Write out each line of the material below exactly as given.
********************
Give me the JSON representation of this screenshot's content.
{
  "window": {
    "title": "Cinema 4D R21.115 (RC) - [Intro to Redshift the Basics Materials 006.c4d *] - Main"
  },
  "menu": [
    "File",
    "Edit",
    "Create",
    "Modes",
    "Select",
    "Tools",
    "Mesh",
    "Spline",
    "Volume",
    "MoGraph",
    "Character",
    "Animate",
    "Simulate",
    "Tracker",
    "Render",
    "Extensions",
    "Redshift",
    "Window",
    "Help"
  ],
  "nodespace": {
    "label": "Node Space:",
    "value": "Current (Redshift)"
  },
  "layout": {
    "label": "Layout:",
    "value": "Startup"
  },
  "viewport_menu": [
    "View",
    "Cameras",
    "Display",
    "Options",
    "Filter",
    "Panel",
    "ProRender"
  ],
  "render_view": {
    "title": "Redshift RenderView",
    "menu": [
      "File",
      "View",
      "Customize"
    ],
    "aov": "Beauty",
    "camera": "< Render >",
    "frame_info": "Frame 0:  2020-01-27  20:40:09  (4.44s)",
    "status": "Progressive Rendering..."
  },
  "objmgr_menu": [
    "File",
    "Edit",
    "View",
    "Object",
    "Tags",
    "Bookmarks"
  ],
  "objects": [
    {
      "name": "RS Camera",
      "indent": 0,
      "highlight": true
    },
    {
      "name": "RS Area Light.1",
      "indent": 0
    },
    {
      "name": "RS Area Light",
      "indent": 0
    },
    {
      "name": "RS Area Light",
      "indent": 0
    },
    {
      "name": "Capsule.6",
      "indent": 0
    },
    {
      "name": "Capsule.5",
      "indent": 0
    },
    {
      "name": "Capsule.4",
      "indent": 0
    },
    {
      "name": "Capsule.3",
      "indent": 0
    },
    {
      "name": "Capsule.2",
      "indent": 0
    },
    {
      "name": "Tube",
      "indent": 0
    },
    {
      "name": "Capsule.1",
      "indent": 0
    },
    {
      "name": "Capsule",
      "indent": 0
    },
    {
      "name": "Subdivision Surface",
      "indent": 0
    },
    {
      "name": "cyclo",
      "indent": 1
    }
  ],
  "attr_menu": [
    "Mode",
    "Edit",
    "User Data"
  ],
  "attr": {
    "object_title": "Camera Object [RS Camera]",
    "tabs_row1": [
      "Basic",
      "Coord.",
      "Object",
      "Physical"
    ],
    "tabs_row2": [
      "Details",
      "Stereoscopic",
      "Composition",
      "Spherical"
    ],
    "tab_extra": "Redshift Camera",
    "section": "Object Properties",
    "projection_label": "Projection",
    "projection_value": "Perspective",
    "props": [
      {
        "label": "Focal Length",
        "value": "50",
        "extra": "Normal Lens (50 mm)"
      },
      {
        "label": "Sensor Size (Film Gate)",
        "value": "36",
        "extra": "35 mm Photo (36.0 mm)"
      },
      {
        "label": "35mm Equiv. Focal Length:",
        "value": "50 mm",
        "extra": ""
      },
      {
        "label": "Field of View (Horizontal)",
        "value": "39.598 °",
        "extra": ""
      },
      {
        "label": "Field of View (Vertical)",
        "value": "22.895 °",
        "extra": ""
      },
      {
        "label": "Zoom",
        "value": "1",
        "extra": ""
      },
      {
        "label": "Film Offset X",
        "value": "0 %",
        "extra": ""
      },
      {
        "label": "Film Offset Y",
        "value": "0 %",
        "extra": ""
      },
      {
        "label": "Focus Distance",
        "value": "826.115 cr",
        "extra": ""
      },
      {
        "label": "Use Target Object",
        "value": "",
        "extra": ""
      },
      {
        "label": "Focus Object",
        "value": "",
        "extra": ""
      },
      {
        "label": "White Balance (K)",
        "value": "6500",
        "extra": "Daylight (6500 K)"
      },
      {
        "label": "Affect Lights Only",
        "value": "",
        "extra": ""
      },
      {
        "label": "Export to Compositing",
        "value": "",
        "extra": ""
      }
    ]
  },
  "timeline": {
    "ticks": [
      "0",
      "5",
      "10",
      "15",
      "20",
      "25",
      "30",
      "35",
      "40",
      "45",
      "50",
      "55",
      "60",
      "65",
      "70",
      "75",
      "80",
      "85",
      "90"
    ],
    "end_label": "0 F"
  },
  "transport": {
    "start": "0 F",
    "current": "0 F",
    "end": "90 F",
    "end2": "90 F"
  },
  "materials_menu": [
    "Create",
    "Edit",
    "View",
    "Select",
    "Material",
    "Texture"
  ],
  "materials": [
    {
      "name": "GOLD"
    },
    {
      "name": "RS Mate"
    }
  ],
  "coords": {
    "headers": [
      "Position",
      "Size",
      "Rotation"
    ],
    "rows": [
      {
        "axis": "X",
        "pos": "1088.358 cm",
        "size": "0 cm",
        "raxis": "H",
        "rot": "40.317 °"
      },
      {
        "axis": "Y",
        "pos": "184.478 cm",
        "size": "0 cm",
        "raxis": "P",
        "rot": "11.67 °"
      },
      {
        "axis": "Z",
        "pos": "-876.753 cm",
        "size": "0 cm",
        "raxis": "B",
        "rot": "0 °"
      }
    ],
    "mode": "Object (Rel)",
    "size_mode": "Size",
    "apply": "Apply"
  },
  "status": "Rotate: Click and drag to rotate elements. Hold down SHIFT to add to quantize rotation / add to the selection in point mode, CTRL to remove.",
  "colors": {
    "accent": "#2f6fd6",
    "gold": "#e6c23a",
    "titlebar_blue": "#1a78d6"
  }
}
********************
▶ _Answer to the problem_
Give me the JSON representation of this screenshot's content.
{
  "window": {
    "title": "Cinema 4D R21.115 (RC) - [Intro to Redshift the Basics Materials 006.c4d *] - Main"
  },
  "menu": [
    "File",
    "Edit",
    "Create",
    "Modes",
    "Select",
    "Tools",
    "Mesh",
    "Spline",
    "Volume",
    "MoGraph",
    "Character",
    "Animate",
    "Simulate",
    "Tracker",
    "Render",
    "Extensions",
    "Redshift",
    "Window",
    "Help"
  ],
  "nodespace": {
    "label": "Node Space:",
    "value": "Current (Redshift)"
  },
  "layout": {
    "label": "Layout:",
    "value": "Startup"
  },
  "viewport_menu": [
    "View",
    "Cameras",
    "Display",
    "Options",
    "Filter",
    "Panel",
    "ProRender"
  ],
  "render_view": {
    "title": "Redshift RenderView",
    "menu": [
      "File",
      "View",
      "Customize"
    ],
    "aov": "Beauty",
    "camera": "< Render >",
    "frame_info": "Frame 0:  2020-01-27  20:40:09  (4.44s)",
    "status": "Progressive Rendering..."
  },
  "objmgr_menu": [
    "File",
    "Edit",
    "View",
    "Object",
    "Tags",
    "Bookmarks"
  ],
  "objects": [
    {
      "name": "RS Camera",
      "indent": 0,
      "highlight": true
    },
    {
      "name": "RS Area Light.1",
      "indent": 0
    },
    {
      "name": "RS Area Light",
      "indent": 0
    },
    {
      "name": "RS Area Light",
      "indent": 0
    },
    {
      "name": "Capsule.6",
      "indent": 0
    },
    {
      "name": "Capsule.5",
      "indent": 0
    },
    {
      "name": "Capsule.4",
      "indent": 0
    },
    {
      "name": "Capsule.3",
      "indent": 0
    },
    {
      "name": "Capsule.2",
      "indent": 0
    },
    {
      "name": "Tube",
      "indent": 0
    },
    {
      "name": "Capsule.1",
      "indent": 0
    },
    {
      "name": "Capsule",
      "indent": 0
    },
    {
      "name": "Subdivision Surface",
      "indent": 0
    },
    {
      "name": "cyclo",
      "indent": 1
    }
  ],
  "attr_menu": [
    "Mode",
    "Edit",
    "User Data"
  ],
  "attr": {
    "object_title": "Camera Object [RS Camera]",
    "tabs_row1": [
      "Basic",
      "Coord.",
      "Object",
      "Physical"
    ],
    "tabs_row2": [
      "Details",
      "Stereoscopic",
      "Composition",
      "Spherical"
    ],
    "tab_extra": "Redshift Camera",
    "section": "Object Properties",
    "projection_label": "Projection",
    "projection_value": "Perspective",
    "props": [
      {
        "label": "Focal Length",
        "value": "50",
        "extra": "Normal Lens (50 mm)"
      },
      {
        "label": "Sensor Size (Film Gate)",
        "value": "36",
        "extra": "35 mm Photo (36.0 mm)"
      },
      {
        "label": "35mm Equiv. Focal Length:",
        "value": "50 mm",
        "extra": ""
      },
      {
        "label": "Field of View (Horizontal)",
        "value": "39.598 °",
        "extra": ""
      },
      {
        "label": "Field of View (Vertical)",
        "value": "22.895 °",
        "extra": ""
      },
      {
        "label": "Zoom",
        "value": "1",
        "extra": ""
      },
      {
        "label": "Film Offset X",
        "value": "0 %",
        "extra": ""
      },
      {
        "label": "Film Offset Y",
        "value": "0 %",
        "extra": ""
      },
      {
        "label": "Focus Distance",
        "value": "826.115 cr",
        "extra": ""
      },
      {
        "label": "Use Target Object",
        "value": "",
        "extra": ""
      },
      {
        "label": "Focus Object",
        "value": "",
        "extra": ""
      },
      {
        "label": "White Balance (K)",
        "value": "6500",
        "extra": "Daylight (6500 K)"
      },
      {
        "label": "Affect Lights Only",
        "value": "",
        "extra": ""
      },
      {
        "label": "Export to Compositing",
        "value": "",
        "extra": ""
      }
    ]
  },
  "timeline": {
    "ticks": [
      "0",
      "5",
      "10",
      "15",
      "20",
      "25",
      "30",
      "35",
      "40",
      "45",
      "50",
      "55",
      "60",
      "65",
      "70",
      "75",
      "80",
      "85",
      "90"
    ],
    "end_label": "0 F"
  },
  "transport": {
    "start": "0 F",
    "current": "0 F",
    "end": "90 F",
    "end2": "90 F"
  },
  "materials_menu": [
    "Create",
    "Edit",
    "View",
    "Select",
    "Material",
    "Texture"
  ],
  "materials": [
    {
      "name": "GOLD"
    },
    {
      "name": "RS Mate"
    }
  ],
  "coords": {
    "headers": [
      "Position",
      "Size",
      "Rotation"
    ],
    "rows": [
      {
        "axis": "X",
        "pos": "1088.358 cm",
        "size": "0 cm",
        "raxis": "H",
        "rot": "40.317 °"
      },
      {
        "axis": "Y",
        "pos": "184.478 cm",
        "size": "0 cm",
        "raxis": "P",
        "rot": "11.67 °"
      },
      {
        "axis": "Z",
        "pos": "-876.753 cm",
        "size": "0 cm",
        "raxis": "B",
        "rot": "0 °"
      }
    ],
    "mode": "Object (Rel)",
    "size_mode": "Size",
    "apply": "Apply"
  },
  "status": "Rotate: Click and drag to rotate elements. Hold down SHIFT to add to quantize rotation / add to the selection in point mode, CTRL to remove.",
  "colors": {
    "accent": "#2f6fd6",
    "gold": "#e6c23a",
    "titlebar_blue": "#1a78d6"
  }
}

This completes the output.